_Task statement_
Count the lines below that include "Screening". Only the number should be given.

_Provided entries_

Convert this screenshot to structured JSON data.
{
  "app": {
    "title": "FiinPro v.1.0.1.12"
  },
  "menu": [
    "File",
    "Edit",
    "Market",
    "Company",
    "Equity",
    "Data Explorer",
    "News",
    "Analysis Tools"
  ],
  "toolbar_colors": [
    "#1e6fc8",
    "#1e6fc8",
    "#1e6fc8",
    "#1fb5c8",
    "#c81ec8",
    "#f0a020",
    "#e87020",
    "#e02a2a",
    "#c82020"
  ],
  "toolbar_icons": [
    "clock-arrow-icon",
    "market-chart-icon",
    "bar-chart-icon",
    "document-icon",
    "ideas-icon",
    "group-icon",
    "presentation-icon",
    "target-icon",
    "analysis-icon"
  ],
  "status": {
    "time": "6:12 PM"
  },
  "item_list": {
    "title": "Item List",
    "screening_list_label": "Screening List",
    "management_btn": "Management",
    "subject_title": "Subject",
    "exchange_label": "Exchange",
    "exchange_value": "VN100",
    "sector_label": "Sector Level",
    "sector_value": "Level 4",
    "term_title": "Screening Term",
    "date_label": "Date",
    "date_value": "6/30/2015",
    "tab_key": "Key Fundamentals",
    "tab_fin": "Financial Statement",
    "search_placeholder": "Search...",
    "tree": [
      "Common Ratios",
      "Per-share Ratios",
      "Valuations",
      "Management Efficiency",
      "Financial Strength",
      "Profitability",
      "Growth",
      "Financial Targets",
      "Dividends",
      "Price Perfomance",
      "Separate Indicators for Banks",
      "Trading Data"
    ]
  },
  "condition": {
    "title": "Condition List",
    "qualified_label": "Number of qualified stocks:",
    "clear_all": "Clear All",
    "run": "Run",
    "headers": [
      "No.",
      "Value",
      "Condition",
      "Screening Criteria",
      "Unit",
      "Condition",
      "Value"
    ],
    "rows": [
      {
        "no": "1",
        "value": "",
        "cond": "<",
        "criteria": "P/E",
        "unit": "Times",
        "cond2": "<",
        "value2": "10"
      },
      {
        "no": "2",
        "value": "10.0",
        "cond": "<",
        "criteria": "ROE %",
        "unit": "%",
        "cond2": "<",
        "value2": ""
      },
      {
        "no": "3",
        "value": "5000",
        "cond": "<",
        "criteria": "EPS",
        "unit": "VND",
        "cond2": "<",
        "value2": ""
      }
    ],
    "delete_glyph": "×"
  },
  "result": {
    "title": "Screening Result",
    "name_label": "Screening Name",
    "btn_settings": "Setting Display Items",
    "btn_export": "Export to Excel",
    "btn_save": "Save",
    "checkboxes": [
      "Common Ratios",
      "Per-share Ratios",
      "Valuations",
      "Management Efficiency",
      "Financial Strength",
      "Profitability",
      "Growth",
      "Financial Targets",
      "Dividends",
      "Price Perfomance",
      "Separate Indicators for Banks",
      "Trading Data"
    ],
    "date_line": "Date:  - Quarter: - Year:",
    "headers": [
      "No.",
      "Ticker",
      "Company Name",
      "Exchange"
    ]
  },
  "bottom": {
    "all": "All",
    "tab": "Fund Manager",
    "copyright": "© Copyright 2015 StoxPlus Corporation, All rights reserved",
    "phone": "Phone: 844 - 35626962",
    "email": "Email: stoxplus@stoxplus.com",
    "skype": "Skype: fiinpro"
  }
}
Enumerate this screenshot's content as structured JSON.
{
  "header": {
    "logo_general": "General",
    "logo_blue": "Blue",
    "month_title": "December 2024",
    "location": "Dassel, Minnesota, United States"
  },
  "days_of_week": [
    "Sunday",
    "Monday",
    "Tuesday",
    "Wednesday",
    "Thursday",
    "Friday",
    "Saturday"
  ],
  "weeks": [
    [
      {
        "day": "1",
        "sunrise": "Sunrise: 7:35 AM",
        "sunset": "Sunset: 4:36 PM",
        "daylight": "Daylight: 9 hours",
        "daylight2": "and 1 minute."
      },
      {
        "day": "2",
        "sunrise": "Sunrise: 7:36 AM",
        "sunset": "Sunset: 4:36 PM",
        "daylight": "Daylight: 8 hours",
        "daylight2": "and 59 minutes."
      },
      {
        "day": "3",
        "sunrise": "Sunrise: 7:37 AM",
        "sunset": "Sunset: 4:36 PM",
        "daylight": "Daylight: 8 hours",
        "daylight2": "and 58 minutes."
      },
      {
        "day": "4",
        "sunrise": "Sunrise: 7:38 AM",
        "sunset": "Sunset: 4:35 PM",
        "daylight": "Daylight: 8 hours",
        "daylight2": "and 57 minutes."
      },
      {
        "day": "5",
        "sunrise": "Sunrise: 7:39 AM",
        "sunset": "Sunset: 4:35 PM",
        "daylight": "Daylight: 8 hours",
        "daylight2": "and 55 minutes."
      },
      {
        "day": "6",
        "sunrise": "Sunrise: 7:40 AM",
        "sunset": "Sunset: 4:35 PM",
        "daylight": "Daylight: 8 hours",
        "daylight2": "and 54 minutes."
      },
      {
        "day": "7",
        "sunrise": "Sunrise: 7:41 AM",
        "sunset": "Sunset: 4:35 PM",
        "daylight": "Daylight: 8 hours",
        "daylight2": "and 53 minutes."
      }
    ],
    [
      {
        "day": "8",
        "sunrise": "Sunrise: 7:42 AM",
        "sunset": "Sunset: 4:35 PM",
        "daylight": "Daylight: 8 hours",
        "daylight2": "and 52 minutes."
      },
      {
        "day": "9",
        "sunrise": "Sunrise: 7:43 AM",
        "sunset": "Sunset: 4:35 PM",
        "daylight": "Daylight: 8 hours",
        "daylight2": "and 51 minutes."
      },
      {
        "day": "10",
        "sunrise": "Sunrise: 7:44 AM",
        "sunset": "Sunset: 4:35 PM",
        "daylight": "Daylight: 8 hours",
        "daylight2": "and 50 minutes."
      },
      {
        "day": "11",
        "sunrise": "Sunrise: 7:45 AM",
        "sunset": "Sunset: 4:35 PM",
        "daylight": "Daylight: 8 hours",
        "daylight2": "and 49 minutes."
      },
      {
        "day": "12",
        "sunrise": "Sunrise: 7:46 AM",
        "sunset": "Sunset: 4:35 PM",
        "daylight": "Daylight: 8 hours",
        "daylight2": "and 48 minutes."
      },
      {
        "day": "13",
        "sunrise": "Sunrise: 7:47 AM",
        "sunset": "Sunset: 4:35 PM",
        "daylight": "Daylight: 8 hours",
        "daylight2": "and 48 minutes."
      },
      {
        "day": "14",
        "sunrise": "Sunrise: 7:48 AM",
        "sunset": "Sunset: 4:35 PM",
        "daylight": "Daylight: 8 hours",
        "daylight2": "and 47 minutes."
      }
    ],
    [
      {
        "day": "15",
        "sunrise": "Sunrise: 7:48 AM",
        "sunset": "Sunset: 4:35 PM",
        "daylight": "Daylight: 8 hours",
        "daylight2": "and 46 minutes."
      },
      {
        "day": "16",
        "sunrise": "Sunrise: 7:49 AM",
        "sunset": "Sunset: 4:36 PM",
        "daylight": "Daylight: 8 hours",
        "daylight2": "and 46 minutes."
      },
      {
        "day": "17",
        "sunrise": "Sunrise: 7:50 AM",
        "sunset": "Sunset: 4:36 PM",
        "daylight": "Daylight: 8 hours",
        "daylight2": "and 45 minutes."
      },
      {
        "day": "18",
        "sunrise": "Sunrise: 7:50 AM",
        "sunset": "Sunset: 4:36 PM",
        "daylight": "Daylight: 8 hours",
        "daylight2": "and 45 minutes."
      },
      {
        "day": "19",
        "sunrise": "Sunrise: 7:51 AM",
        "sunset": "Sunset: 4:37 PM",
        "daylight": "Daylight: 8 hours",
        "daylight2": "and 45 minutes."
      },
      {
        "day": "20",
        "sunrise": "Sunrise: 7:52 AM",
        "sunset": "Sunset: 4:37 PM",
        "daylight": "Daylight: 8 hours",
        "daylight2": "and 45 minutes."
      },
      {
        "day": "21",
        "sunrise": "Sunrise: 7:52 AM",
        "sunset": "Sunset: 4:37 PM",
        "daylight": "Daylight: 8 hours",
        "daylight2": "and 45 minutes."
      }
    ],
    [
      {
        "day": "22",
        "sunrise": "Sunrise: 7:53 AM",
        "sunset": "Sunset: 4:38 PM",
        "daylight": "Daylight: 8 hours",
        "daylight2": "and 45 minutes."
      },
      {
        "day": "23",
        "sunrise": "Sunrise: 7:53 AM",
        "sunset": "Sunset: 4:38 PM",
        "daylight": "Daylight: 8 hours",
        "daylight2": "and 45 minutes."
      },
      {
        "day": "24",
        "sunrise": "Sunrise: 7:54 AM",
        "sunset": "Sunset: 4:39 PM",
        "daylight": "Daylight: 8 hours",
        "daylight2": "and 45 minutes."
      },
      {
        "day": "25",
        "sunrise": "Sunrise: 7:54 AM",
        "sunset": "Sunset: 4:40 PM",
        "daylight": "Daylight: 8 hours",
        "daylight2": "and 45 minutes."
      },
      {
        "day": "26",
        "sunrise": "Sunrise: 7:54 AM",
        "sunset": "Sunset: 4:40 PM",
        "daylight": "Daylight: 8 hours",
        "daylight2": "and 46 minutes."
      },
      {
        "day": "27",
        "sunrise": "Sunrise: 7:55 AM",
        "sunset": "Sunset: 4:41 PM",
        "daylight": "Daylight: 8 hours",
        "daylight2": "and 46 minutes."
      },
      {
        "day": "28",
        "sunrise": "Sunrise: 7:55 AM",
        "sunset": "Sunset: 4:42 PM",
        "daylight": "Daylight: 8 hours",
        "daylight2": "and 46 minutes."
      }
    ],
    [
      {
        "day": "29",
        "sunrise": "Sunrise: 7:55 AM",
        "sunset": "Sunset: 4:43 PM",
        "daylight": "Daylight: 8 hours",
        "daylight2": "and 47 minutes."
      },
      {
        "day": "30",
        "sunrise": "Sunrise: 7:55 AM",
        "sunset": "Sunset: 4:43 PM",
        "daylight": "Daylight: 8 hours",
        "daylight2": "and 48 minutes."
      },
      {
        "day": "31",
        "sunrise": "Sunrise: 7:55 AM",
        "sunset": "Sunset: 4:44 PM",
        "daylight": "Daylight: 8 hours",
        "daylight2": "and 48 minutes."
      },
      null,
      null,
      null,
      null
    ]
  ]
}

_Answer section_
5